“Those markets help farmers remain in business,” Aiken said. “They also help the prices of products the U.S. consumers pay for remain reasonably priced. … If our farmers are forced out of business, where does our food come from?”

Alan Meadows, a fifth-generation farmer in Halls, Tennessee, has 2,500 acres he farms with his father, and two-thirds of the farm consists of soybeans. He expects China to buy more from Brazil now that the tariffs are in place on U.S. soybeans.

“Our margins are already pretty slim over the last two to three years because of the farm economy,” Meadows said. “The China market is something we have worked, as the soybean association, for years to establish. The tariffs are putting my livelihood, so to speak, in jeopardy. We can’t afford to lose our Chinese market.”

Trade war leaves farmer with uncertain expansion plans.

Tosh Farms was built in 1913 by Jimmy Tosh’s grandfather, but Jimmy Tosh is the one who began the pig operations. In 1994, there were five employees. Today, a staff of 380, plus about 200 contract farmers, produce 750,000 pigs in a year and farm 1,600 acres of row crops. The pigs are raised in long temperature-controlled barns, from wean to finish, and Tosh technicians make sure they are fed and healthy a few times each day.

Tosh describes himself as a “firm believer” in free trade and doesn’t see the trade deficit with China as a significant problem. He sees nothing positive coming from the tariff confrontations. While some industries have suffered because of Chinese manufacturing tactics, the nation should be focused on job training for them, not tariff wars.

China is the third largest market for pork and also buys parts not used in the U.S.: pig feet, livers and hearts.

Building barns will be more expensive with the steel and aluminum tariffs, along with upgrades for pickup trucks and tractors, he said. He said economists are forecasting the pork tariff will cost $6 to $8 a pig, a cost that climbs into the millions when 750,000 pigs are tallied.

Jeremy Walters, who works with his brother, Adam Walters, at Tosh Farms, raises about 10,000 pigs as a contract farmer, in addition to working as a service manager. He said he often thinks about expanding his contract, but his individual expansion also will be affected by steel costs.

“I’m not worried about my job here,” Jeremy Walters said. “But if I wanted to build more barns, it may slow that. It may slow some future expansion.”

Many of the red districts nationwide that voted for Trump rely heavily on agriculture and manufacturing, raising questions about how the tariffs will affect Trump’s re-election hopes.

Adam and Jeremy Walters said they voted for Trump mainly out of distaste for Hillary Clinton, not devotion to Trump. Adam Walters said whether the tariffs will influence his vote going forward will largely depend on the extent of their impact.

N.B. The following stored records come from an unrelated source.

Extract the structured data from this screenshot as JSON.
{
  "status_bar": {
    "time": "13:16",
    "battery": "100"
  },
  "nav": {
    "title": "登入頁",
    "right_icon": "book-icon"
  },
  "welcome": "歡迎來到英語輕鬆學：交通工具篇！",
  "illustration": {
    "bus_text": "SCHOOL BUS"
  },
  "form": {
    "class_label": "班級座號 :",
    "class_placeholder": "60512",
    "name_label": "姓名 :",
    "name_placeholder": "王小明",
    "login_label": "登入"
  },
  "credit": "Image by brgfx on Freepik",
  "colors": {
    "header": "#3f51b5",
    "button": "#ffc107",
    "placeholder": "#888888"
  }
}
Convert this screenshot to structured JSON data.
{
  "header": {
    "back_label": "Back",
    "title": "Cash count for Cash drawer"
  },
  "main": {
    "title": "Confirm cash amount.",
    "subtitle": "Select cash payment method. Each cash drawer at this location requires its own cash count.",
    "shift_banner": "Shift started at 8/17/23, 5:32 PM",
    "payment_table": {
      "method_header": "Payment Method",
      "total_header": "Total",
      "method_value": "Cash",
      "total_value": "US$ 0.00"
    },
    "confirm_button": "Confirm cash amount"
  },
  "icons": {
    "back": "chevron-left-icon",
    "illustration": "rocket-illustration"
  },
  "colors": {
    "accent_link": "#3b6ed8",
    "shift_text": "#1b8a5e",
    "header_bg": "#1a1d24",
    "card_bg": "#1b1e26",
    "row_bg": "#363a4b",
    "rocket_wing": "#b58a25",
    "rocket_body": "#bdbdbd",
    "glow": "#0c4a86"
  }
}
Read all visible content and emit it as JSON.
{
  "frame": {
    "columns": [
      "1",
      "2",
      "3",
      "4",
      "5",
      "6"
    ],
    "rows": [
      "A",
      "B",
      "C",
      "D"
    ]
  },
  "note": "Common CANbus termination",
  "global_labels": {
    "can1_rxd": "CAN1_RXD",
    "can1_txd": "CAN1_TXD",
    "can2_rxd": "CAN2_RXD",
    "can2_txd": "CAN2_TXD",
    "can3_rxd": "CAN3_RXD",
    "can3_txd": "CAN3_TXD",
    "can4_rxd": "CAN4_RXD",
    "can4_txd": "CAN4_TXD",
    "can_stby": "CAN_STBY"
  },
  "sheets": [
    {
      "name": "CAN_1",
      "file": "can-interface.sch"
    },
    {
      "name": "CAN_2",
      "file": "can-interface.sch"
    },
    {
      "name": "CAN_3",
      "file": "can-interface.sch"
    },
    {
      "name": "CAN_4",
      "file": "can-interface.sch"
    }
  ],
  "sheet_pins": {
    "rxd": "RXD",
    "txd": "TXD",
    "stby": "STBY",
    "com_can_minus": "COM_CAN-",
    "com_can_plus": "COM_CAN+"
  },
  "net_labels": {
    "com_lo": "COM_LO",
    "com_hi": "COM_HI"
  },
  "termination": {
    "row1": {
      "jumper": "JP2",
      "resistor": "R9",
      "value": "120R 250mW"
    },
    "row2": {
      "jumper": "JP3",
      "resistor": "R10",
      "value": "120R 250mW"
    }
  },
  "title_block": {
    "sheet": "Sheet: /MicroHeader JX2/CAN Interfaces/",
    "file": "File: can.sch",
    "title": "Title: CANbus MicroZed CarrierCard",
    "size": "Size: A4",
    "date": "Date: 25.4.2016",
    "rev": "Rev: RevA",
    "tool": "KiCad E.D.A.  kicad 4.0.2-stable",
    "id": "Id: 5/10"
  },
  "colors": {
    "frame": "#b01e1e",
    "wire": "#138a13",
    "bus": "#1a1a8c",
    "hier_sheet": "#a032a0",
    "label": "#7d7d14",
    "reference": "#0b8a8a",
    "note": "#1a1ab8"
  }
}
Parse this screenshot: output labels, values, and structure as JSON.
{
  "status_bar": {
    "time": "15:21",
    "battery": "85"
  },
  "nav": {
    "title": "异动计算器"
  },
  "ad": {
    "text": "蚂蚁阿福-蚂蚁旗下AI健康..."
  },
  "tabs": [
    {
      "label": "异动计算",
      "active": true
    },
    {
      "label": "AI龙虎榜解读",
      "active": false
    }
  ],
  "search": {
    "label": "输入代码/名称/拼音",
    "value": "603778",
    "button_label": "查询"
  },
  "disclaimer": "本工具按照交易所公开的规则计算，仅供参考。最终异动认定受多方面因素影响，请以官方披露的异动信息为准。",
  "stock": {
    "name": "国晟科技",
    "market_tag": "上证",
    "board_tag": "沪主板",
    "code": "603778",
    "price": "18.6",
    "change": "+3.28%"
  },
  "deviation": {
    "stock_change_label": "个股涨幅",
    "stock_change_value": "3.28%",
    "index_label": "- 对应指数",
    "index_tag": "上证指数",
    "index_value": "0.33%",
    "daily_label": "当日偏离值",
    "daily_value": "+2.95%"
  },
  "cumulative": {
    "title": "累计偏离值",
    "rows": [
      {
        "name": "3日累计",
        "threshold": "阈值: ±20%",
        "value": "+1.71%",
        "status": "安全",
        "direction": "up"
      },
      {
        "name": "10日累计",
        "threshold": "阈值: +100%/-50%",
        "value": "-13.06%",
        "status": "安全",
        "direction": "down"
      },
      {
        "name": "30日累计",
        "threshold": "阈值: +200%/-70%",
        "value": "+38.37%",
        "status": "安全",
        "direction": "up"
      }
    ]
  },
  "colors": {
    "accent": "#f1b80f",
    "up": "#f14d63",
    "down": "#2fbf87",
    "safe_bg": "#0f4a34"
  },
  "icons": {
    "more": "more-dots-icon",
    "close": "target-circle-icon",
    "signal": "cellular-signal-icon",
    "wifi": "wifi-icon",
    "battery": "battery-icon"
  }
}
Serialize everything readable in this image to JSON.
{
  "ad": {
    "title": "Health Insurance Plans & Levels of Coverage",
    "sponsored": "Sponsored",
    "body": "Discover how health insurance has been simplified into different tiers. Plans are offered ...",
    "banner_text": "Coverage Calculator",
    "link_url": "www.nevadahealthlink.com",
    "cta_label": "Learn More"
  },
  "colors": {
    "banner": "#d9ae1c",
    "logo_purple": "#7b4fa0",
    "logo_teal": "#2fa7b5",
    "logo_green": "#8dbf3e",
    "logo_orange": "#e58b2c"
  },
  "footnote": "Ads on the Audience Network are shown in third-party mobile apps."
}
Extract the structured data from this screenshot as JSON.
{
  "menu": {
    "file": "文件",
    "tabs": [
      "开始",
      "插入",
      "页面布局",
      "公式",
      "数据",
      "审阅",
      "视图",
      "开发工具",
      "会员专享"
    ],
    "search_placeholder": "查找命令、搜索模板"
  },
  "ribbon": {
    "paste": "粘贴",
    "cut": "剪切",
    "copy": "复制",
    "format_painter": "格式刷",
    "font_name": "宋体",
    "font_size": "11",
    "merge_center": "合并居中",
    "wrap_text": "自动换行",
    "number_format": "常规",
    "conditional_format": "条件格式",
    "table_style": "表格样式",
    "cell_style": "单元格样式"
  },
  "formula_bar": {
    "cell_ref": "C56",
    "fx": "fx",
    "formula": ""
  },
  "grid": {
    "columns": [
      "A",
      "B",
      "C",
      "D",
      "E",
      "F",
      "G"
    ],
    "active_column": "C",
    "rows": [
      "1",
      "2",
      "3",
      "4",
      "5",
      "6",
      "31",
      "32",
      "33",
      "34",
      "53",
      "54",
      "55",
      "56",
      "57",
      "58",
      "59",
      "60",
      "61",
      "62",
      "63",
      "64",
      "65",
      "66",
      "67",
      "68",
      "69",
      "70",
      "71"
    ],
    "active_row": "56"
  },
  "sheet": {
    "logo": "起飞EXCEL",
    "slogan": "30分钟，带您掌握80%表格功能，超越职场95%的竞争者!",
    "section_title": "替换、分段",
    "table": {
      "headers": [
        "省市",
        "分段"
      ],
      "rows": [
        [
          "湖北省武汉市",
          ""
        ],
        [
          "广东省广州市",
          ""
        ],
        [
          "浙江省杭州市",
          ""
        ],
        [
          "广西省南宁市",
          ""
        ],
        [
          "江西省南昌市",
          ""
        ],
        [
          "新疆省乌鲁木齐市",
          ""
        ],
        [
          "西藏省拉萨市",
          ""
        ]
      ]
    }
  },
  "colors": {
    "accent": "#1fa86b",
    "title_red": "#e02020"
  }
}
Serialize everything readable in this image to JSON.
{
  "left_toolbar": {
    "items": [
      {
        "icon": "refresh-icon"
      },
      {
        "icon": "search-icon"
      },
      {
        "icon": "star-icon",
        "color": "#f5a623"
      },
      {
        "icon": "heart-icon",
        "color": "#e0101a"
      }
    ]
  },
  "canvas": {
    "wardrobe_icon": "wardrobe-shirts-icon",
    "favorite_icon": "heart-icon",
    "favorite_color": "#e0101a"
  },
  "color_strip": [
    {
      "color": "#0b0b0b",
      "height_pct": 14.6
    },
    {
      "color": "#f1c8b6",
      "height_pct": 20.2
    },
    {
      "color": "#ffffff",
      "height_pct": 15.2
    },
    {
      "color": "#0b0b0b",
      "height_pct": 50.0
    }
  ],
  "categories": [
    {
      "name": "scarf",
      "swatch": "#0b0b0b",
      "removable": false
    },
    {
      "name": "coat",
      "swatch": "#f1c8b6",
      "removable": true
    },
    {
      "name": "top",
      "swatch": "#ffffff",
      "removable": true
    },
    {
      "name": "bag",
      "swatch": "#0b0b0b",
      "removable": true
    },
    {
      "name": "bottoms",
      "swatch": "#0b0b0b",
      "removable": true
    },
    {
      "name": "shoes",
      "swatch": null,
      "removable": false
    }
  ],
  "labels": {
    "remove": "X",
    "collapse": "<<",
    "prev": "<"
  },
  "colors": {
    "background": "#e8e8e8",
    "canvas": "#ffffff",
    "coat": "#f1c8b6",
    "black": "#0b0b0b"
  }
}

“It would depend on how long it lasts, or if this tariff is just him moving some chips on the board, trying to get better leverage for something else,” Adam Walters said. “I’d like to think there was a good reason for it.”

Jeremy Walters acknowledged the possibility that the trade confrontation could dampen support from the base that propelled Trump into the presidency.

“That’s what got him in office, I guess, what you call the red-blooded Americans,” Jeremy Walters said. “If the red-blooded Americans start to suffer, well … .”

For Tosh, a lifelong Republican, the tariffs are certain to affect his vote, he said.

“It’s becoming much more difficult to be a Republican in this type of an environment,” he said. “The Republican Party has always stood for free trade. They seemed to have moved away from it.”

Reach Jamie McGee at 615-259-8071 and on Twitter @JamieMcGee_.

Tennessee-China trade

  • Tennessee exports $2.5 billion in goods to China, up 14 percent since 2016.
  • Tennessee imports $24 billion in goods from China.
  • China is Tennessee’s third largest trade partner.
  • Tennessee exported $1.5 billion in farm commodities in 2016:

Soybean exports: $422 million

Cotton: $96 million

Tobacco: $79 million

Corn: $87 million

Beef: $53 million

Pork: $23 million

Data source: USDA

Story credit https://www.jacksonsun.com/story/money/2018/04/16/tennessee-farmers-china-trade-war-tariffs-imports/489173002/

Categories: Uncategorized